More Accolades for the President

The surprise of the year is that two Liberians would win the Nobel Peace Prize in the same year.

An Unsung Hero

My nomination for Person of the Year in Liberia is Dr. Emmet Dennis, the President of the University of Liberia. Working with few resources but with a tremendous sense of mission, Dr. Dennis, formerly an administrator at Rutgers University, is slowly bringing the University of Liberia back to life despite the neglect on the party of the international donors and the government of Liberia. This fall Dr. Dennis had to have emergency brain surgery but after a quick recovery he returned to the battle to try to make the University of Liberia a relevant institution for the future of the country.

2012 Will Be More of the Same…Which is Not Totally a Bad Thing

Liberians will come together after the contentious election and continue to look for the government to provide jobs and economic stability. While searching for new natural resource investors the government will have to work hard to root out corruption and create a sense of transparency around contracts and payments. The government will also begin to address the need for further work in the areas of justice and reconciliation in the wake of the controversies surrounding the previous Truth and Reconciliation Commission. Jobs, especially for young people, will continue to be an issue as well as major shortfalls in education and health-care. Reforms in the security sector will have to take place to prevent some of the abuses that were on display during the election period and also to prepare for the eventual withdrawal of UN Peacekeepers. With a little bit of luck and with the continued support of international partners Liberia will continue to make progress and without the distraction of an election President Sirleaf can demonstrate to the world that she is indeed deserving of all the glory which has already been bestowed upon her.
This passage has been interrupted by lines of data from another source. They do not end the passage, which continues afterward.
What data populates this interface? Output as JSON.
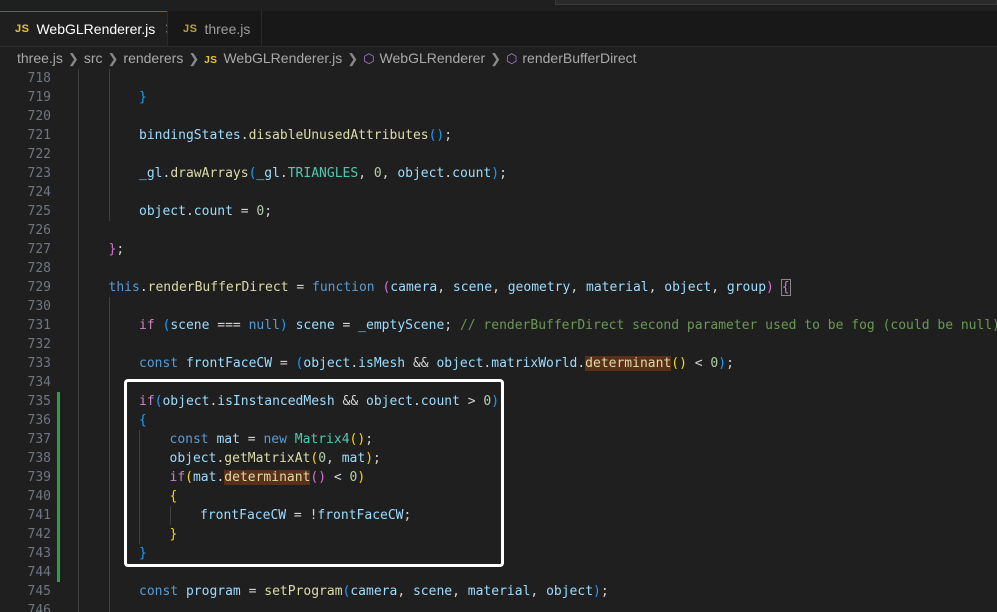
{
  "tabs": [
    {
      "icon": "JS",
      "label": "WebGLRenderer.js",
      "active": true,
      "close": "✕"
    },
    {
      "icon": "JS",
      "label": "three.js",
      "active": false
    }
  ],
  "breadcrumb": {
    "items": [
      "three.js",
      "src",
      "renderers"
    ],
    "file_icon": "JS",
    "file": "WebGLRenderer.js",
    "symbol_class": "WebGLRenderer",
    "symbol_method": "renderBufferDirect"
  },
  "editor": {
    "line_numbers": [
      "718",
      "719",
      "720",
      "721",
      "722",
      "723",
      "724",
      "725",
      "726",
      "727",
      "728",
      "729",
      "730",
      "731",
      "732",
      "733",
      "734",
      "735",
      "736",
      "737",
      "738",
      "739",
      "740",
      "741",
      "742",
      "743",
      "744",
      "745",
      "746"
    ]
  },
  "colors": {
    "background": "#1f1f1f",
    "keyword": "#569cd6",
    "function": "#dcdcaa",
    "variable": "#9cdcfe",
    "number": "#b5cea8",
    "comment": "#6a9955",
    "class": "#4ec9b0",
    "bracket_gold": "#ffd700",
    "git_added": "#2ea043",
    "highlight_box": "#ffffff"
  }
}
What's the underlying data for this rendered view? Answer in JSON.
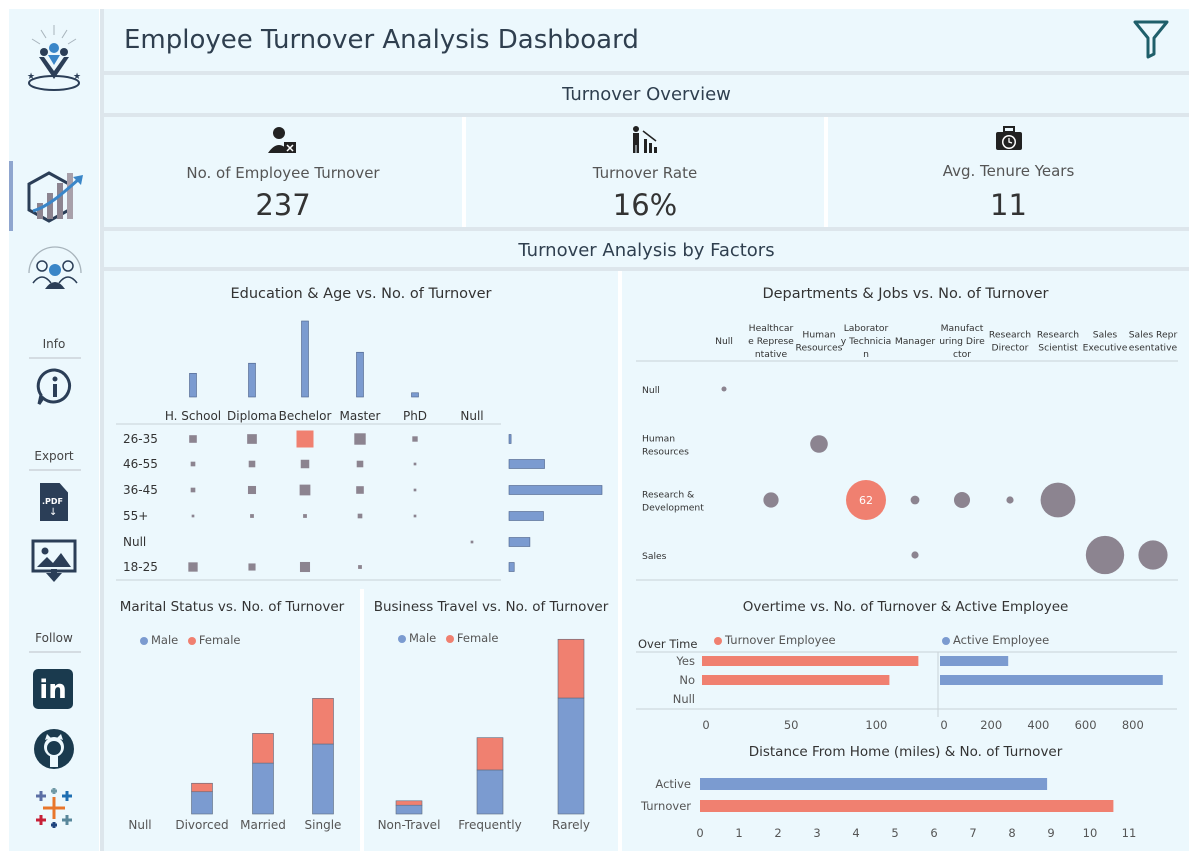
{
  "header": {
    "title": "Employee Turnover Analysis Dashboard"
  },
  "sidebar": {
    "info_label": "Info",
    "export_label": "Export",
    "follow_label": "Follow",
    "pdf_label": ".PDF"
  },
  "overview": {
    "title": "Turnover Overview",
    "kpis": [
      {
        "label": "No. of Employee Turnover",
        "value": "237"
      },
      {
        "label": "Turnover Rate",
        "value": "16%"
      },
      {
        "label": "Avg. Tenure Years",
        "value": "11"
      }
    ]
  },
  "factors": {
    "title": "Turnover Analysis by Factors"
  },
  "colors": {
    "male": "#7b9bd0",
    "female": "#f08070",
    "bubble": "#8c8490",
    "highlight": "#f08070",
    "panel": "#ecf8fd",
    "separator": "#dde6ec"
  },
  "chart_data": [
    {
      "type": "heatmap",
      "title": "Education & Age vs. No. of Turnover",
      "education": [
        "H. School",
        "Diploma",
        "Bechelor",
        "Master",
        "PhD",
        "Null"
      ],
      "education_totals": [
        28,
        40,
        90,
        53,
        5,
        0
      ],
      "age_groups": [
        "26-35",
        "46-55",
        "36-45",
        "55+",
        "Null",
        "18-25"
      ],
      "age_totals": [
        2,
        34,
        89,
        33,
        20,
        5
      ],
      "cells": [
        [
          8,
          13,
          40,
          18,
          4,
          0
        ],
        [
          3,
          6,
          10,
          6,
          1,
          0
        ],
        [
          3,
          9,
          16,
          8,
          1,
          0
        ],
        [
          1,
          2,
          2,
          3,
          1,
          0
        ],
        [
          0,
          0,
          0,
          0,
          0,
          1
        ],
        [
          12,
          7,
          14,
          2,
          0,
          0
        ]
      ],
      "highlight": {
        "row": "26-35",
        "column": "Bechelor"
      }
    },
    {
      "type": "scatter",
      "title": "Departments & Jobs vs. No. of Turnover",
      "jobs": [
        "Null",
        "Healthcare Representative",
        "Human Resources",
        "Laboratory Technician",
        "Manager",
        "Manufacturing Director",
        "Research Director",
        "Research Scientist",
        "Sales Executive",
        "Sales Representative"
      ],
      "job_labels": [
        [
          "Null"
        ],
        [
          "Healthcar",
          "e Represe",
          "ntative"
        ],
        [
          "Human",
          "Resources"
        ],
        [
          "Laborator",
          "y Technicia",
          "n"
        ],
        [
          "Manager"
        ],
        [
          "Manufact",
          "uring Dire",
          "ctor"
        ],
        [
          "Research",
          "Director"
        ],
        [
          "Research",
          "Scientist"
        ],
        [
          "Sales",
          "Executive"
        ],
        [
          "Sales Repr",
          "esentative"
        ]
      ],
      "departments": [
        "Null",
        "Human Resources",
        "Research & Development",
        "Sales"
      ],
      "department_labels": [
        [
          "Null"
        ],
        [
          "Human",
          "Resources"
        ],
        [
          "Research &",
          "Development"
        ],
        [
          "Sales"
        ]
      ],
      "points": [
        {
          "department": "Null",
          "job": "Null",
          "value": 1
        },
        {
          "department": "Human Resources",
          "job": "Human Resources",
          "value": 12
        },
        {
          "department": "Research & Development",
          "job": "Healthcare Representative",
          "value": 9
        },
        {
          "department": "Research & Development",
          "job": "Laboratory Technician",
          "value": 62,
          "label": "62"
        },
        {
          "department": "Research & Development",
          "job": "Manager",
          "value": 3
        },
        {
          "department": "Research & Development",
          "job": "Manufacturing Director",
          "value": 10
        },
        {
          "department": "Research & Development",
          "job": "Research Director",
          "value": 2
        },
        {
          "department": "Research & Development",
          "job": "Research Scientist",
          "value": 47
        },
        {
          "department": "Sales",
          "job": "Manager",
          "value": 2
        },
        {
          "department": "Sales",
          "job": "Sales Executive",
          "value": 57
        },
        {
          "department": "Sales",
          "job": "Sales Representative",
          "value": 33
        }
      ]
    },
    {
      "type": "bar",
      "stacked": true,
      "title": "Marital Status vs. No. of Turnover",
      "categories": [
        "Null",
        "Divorced",
        "Married",
        "Single"
      ],
      "series": [
        {
          "name": "Male",
          "values": [
            0,
            21,
            48,
            66
          ]
        },
        {
          "name": "Female",
          "values": [
            0,
            8,
            28,
            43
          ]
        }
      ],
      "legend": "top-left"
    },
    {
      "type": "bar",
      "stacked": true,
      "title": "Business Travel vs. No. of Turnover",
      "categories": [
        "Non-Travel",
        "Frequently",
        "Rarely"
      ],
      "series": [
        {
          "name": "Male",
          "values": [
            6,
            30,
            79
          ]
        },
        {
          "name": "Female",
          "values": [
            3,
            22,
            40
          ]
        }
      ],
      "legend": "top-left"
    },
    {
      "type": "bar",
      "orientation": "horizontal",
      "title": "Overtime vs. No. of Turnover & Active Employee",
      "row_header": "Over Time",
      "categories": [
        "Yes",
        "No",
        "Null"
      ],
      "series": [
        {
          "name": "Turnover Employee",
          "values": [
            127,
            110,
            0
          ],
          "axis_ticks": [
            0,
            50,
            100
          ],
          "xlim": [
            0,
            135
          ]
        },
        {
          "name": "Active Employee",
          "values": [
            289,
            944,
            0
          ],
          "axis_ticks": [
            0,
            200,
            400,
            600,
            800
          ],
          "xlim": [
            0,
            1000
          ]
        }
      ]
    },
    {
      "type": "bar",
      "orientation": "horizontal",
      "title": "Distance From Home (miles) & No. of Turnover",
      "categories": [
        "Active",
        "Turnover"
      ],
      "values": [
        8.9,
        10.6
      ],
      "x_ticks": [
        0,
        1,
        2,
        3,
        4,
        5,
        6,
        7,
        8,
        9,
        10,
        11
      ],
      "xlim": [
        0,
        11
      ]
    }
  ]
}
A book to read….

A Farewell to Alms by Gregory Clark. ..It is a sobering, data-driven, yet entirely readable account of the forces that shape the modern world and the challenges that a country like Liberia is up against.



Michael Keating

I am the Director of Operations at the Center for Peace, Development and Democracy at the University of Massachusetts Boston. I also lecture in the graduate program in International Relations. I have spent much of the past decade looking, learning and hopefully contributing in West Africa, most deeply in Liberia. My interests are in the areas of economic development, political leadership, media and higher education. In a former life I was a Partner with the Boston Consulting Group and an executive with Bertelsmann. I can be reached at [email protected]